Now, eclairs are making their triumphant return. They’ve already swept bakeries in Paris, they’re popping up in New York, and the invasion has begun in London.
So why eclairs, and why now?
One reason for the eclair's reemergence is the explosion of high quality French bakeries in the city. Maison Kayser, Francois Payard Bakery, Epicerie Boulud, Dominique Ansel, and Mille Feuille have all added multiple locations in Manhattan in just the last two years. With more competition than ever before, the city's French pastry chefs have been forced to reimagine the eclair from a staid, old-school pastry to a blank canvas for exploring new flavors, fillings, and toppings.
Another factor in this trend is that the pressure to innovate comes not just from local competition, but also from Paris. That city's macaron trend preceded our boom by five to 10 years, and it's happening again with eclairs. Paris currently has at least four eclair-only shops, and famous names like Fauchon offer dozens of varieties that often change the seasons. Some of the eclair trends from Paris have already been adopted by New York pastry chefs, like the use of crackly-looking craquelin-style pâte a choux.

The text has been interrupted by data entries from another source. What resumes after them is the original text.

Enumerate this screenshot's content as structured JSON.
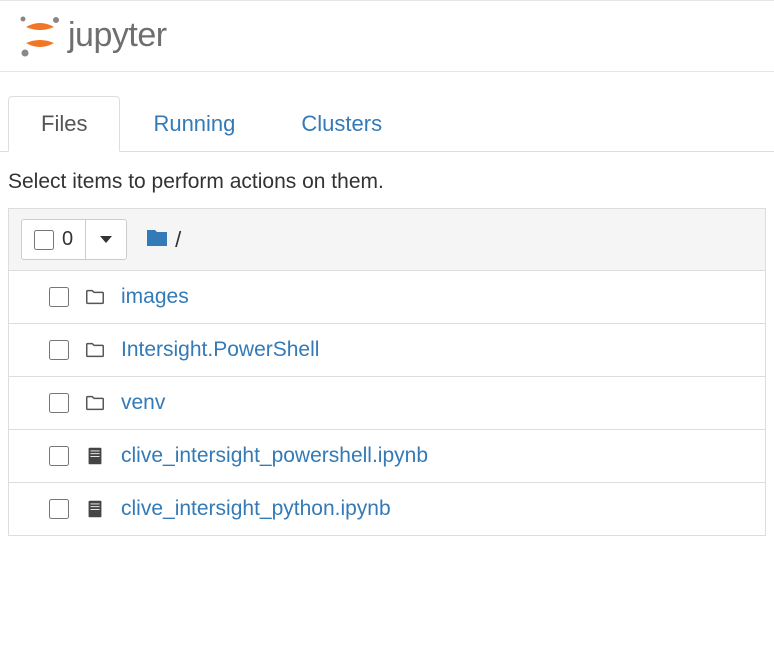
{
  "header": {
    "logo_text": "jupyter"
  },
  "tabs": [
    {
      "label": "Files",
      "active": true
    },
    {
      "label": "Running",
      "active": false
    },
    {
      "label": "Clusters",
      "active": false
    }
  ],
  "instruction": "Select items to perform actions on them.",
  "toolbar": {
    "selected_count": "0",
    "breadcrumb_sep": "/"
  },
  "files": [
    {
      "type": "folder",
      "name": "images"
    },
    {
      "type": "folder",
      "name": "Intersight.PowerShell"
    },
    {
      "type": "folder",
      "name": "venv"
    },
    {
      "type": "notebook",
      "name": "clive_intersight_powershell.ipynb"
    },
    {
      "type": "notebook",
      "name": "clive_intersight_python.ipynb"
    }
  ]
}
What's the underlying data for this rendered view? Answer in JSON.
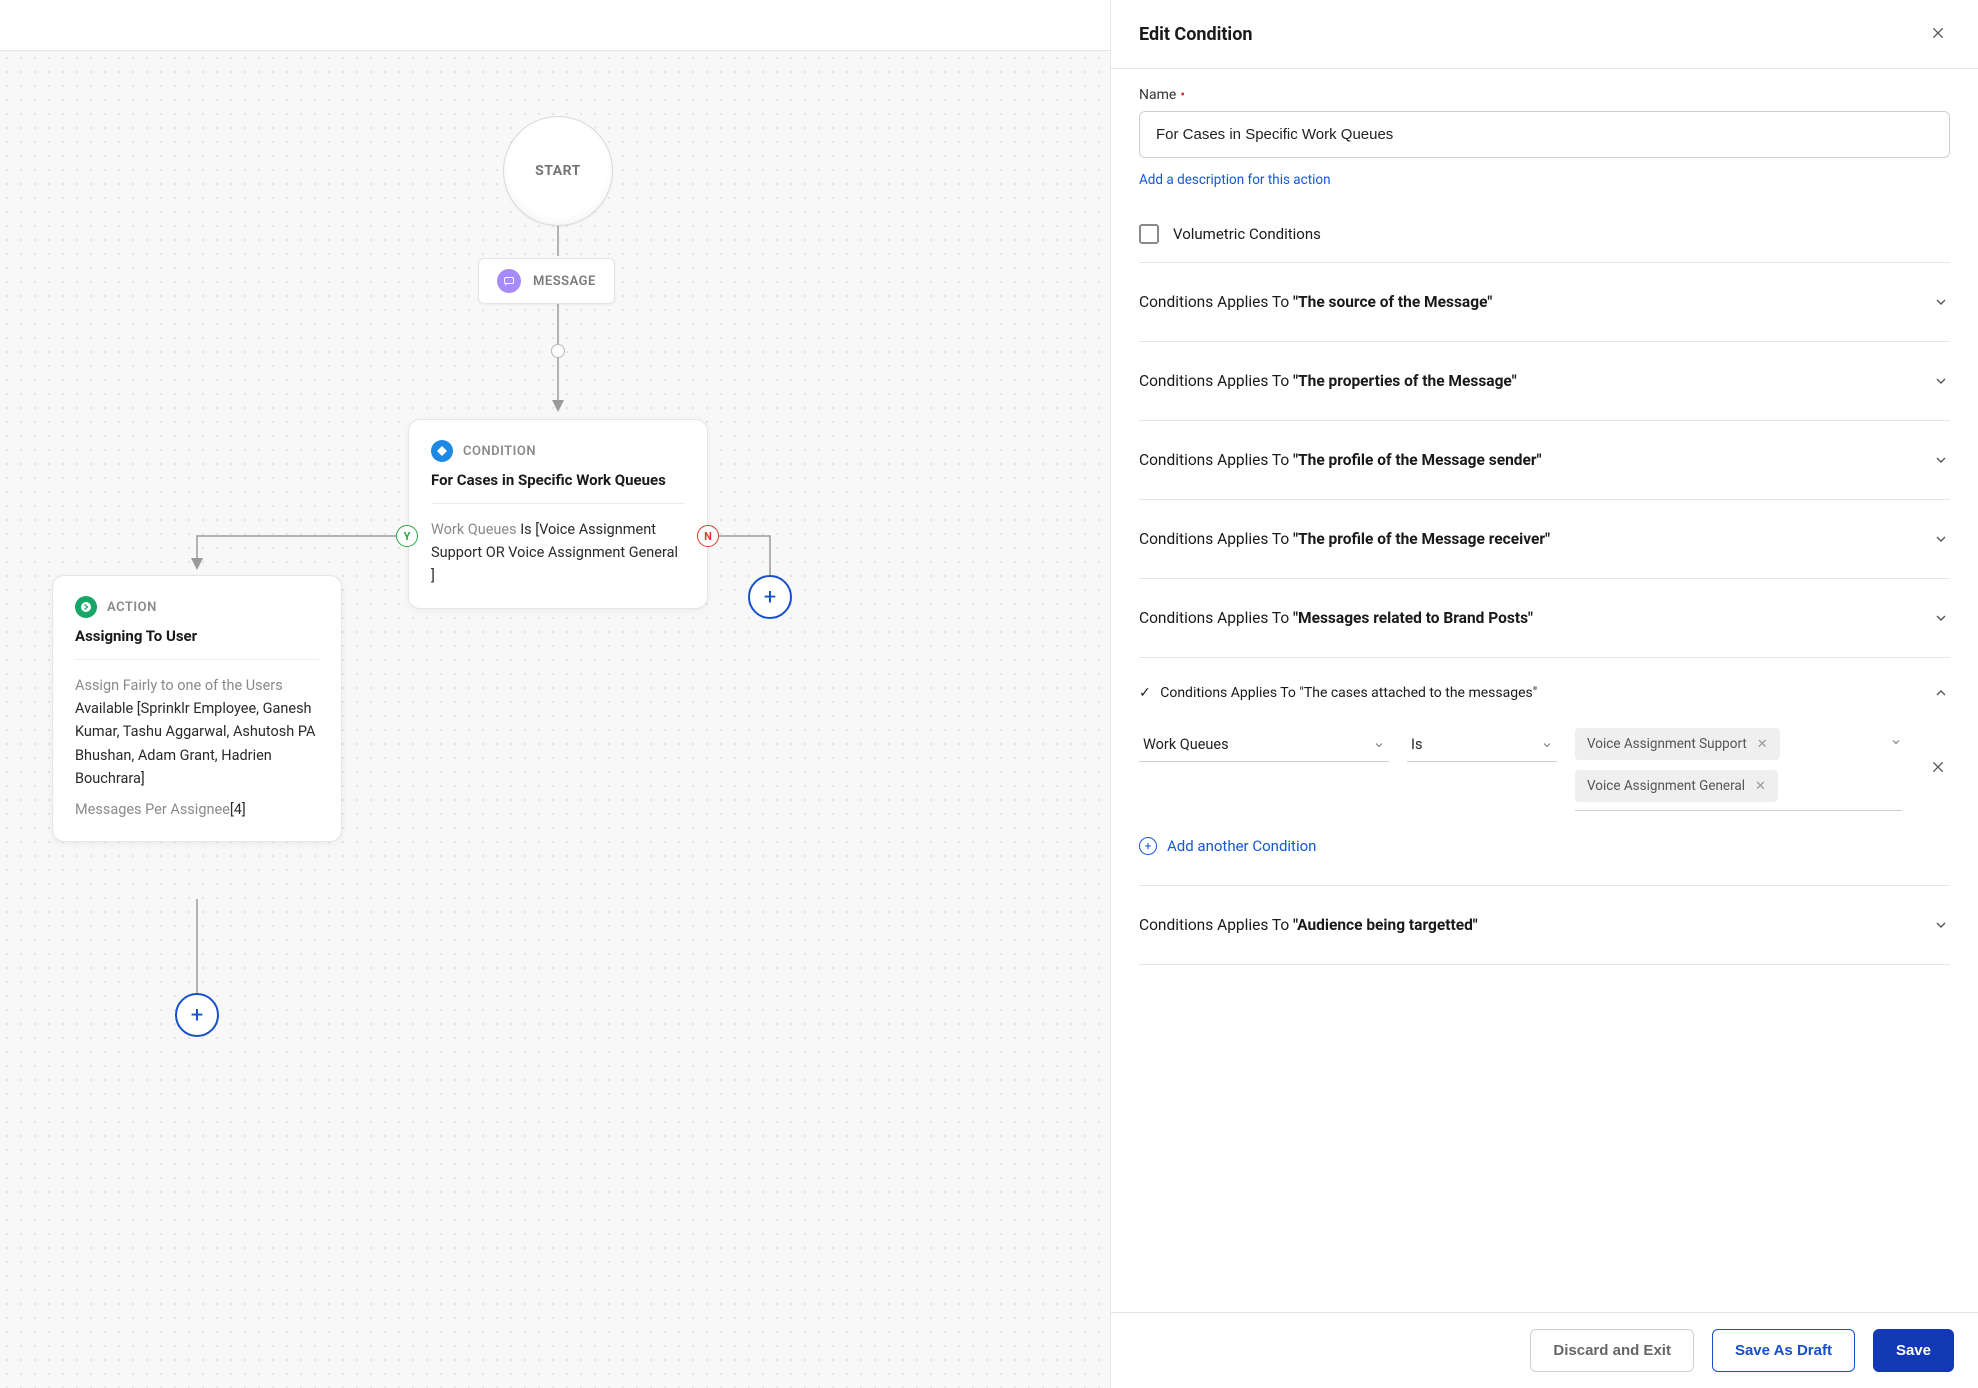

Just as eclairs have taken Paris and London and New York, they’re likely to spread quickly across the U.S. If the experience with cupcakes and macarons is any guide, it won’t take long before luxury eclairs appear at your nearby dessert place.